(Data records for software interfaces)
────────────────
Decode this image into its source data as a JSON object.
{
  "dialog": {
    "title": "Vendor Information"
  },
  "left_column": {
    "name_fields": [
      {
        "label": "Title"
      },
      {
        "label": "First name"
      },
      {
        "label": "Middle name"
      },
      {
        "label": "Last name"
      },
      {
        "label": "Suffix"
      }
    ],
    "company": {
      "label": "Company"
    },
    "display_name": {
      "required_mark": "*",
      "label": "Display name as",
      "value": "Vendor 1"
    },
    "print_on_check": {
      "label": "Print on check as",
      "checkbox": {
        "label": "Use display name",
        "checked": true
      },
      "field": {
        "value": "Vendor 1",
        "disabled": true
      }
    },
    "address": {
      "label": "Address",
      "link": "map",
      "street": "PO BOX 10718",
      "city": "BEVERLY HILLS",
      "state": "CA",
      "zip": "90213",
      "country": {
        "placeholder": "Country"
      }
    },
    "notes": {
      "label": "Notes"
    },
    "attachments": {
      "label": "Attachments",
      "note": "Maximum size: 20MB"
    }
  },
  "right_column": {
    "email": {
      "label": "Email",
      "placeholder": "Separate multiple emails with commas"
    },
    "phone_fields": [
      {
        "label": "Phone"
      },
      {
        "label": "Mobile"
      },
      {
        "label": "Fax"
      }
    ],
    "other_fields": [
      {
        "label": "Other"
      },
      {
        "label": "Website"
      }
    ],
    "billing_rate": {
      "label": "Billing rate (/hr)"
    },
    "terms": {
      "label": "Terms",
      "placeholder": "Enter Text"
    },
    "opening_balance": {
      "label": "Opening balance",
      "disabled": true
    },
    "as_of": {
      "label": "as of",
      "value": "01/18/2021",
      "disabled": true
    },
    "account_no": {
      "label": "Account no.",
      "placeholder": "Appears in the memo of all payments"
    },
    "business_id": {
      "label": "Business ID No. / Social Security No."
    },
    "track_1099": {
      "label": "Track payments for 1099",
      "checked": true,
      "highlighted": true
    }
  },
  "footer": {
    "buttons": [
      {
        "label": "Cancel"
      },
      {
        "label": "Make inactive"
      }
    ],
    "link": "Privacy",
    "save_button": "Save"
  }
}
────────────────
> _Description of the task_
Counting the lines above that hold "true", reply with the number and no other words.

> _Expected output_
6